* _DESCRIPTION OF THE TASK_: What you return must match the records below character for character, except that no picture appears.

[App and web page records]
------
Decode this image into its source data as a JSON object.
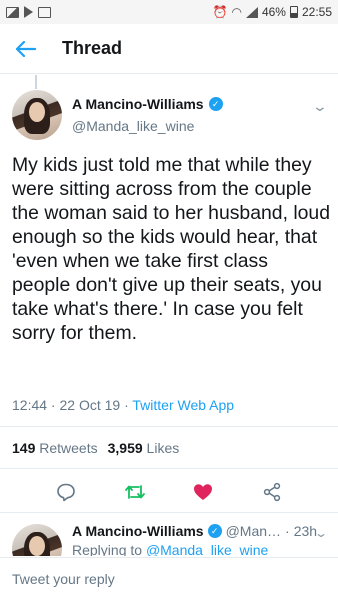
{
  "status_bar": {
    "left_icons": [
      "image-icon",
      "play-icon",
      "gallery-icon"
    ],
    "battery_percent": "46%",
    "time": "22:55"
  },
  "header": {
    "title": "Thread"
  },
  "tweet": {
    "display_name": "A Mancino-Williams",
    "handle": "@Manda_like_wine",
    "text": "My kids just told me that while they were sitting across from the couple the woman said to her husband, loud enough so the kids would hear, that 'even when we take first class people don't give up their seats, you take what's there.' In case you felt sorry for them.",
    "timestamp": "12:44 · 22 Oct 19",
    "separator": "·",
    "source": "Twitter Web App",
    "retweets_count": "149",
    "retweets_label": "Retweets",
    "likes_count": "3,959",
    "likes_label": "Likes",
    "verified_mark": "✓"
  },
  "reply": {
    "display_name": "A Mancino-Williams",
    "handle": "@Man…",
    "separator": "·",
    "time": "23h",
    "replying_prefix": "Replying to",
    "replying_to": "@Manda_like_wine"
  },
  "compose": {
    "placeholder": "Tweet your reply"
  },
  "colors": {
    "accent": "#1da1f2",
    "retweet_green": "#17bf63",
    "like_red": "#e0245e",
    "secondary_text": "#657786"
  }
}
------
* _TASK RESULT_:
Decode this image into its source data as a JSON object.
{
  "status_bar": {
    "left_icons": [
      "image-icon",
      "play-icon",
      "gallery-icon"
    ],
    "battery_percent": "46%",
    "time": "22:55"
  },
  "header": {
    "title": "Thread"
  },
  "tweet": {
    "display_name": "A Mancino-Williams",
    "handle": "@Manda_like_wine",
    "text": "My kids just told me that while they were sitting across from the couple the woman said to her husband, loud enough so the kids would hear, that 'even when we take first class people don't give up their seats, you take what's there.' In case you felt sorry for them.",
    "timestamp": "12:44 · 22 Oct 19",
    "separator": "·",
    "source": "Twitter Web App",
    "retweets_count": "149",
    "retweets_label": "Retweets",
    "likes_count": "3,959",
    "likes_label": "Likes",
    "verified_mark": "✓"
  },
  "reply": {
    "display_name": "A Mancino-Williams",
    "handle": "@Man…",
    "separator": "·",
    "time": "23h",
    "replying_prefix": "Replying to",
    "replying_to": "@Manda_like_wine"
  },
  "compose": {
    "placeholder": "Tweet your reply"
  },
  "colors": {
    "accent": "#1da1f2",
    "retweet_green": "#17bf63",
    "like_red": "#e0245e",
    "secondary_text": "#657786"
  }
}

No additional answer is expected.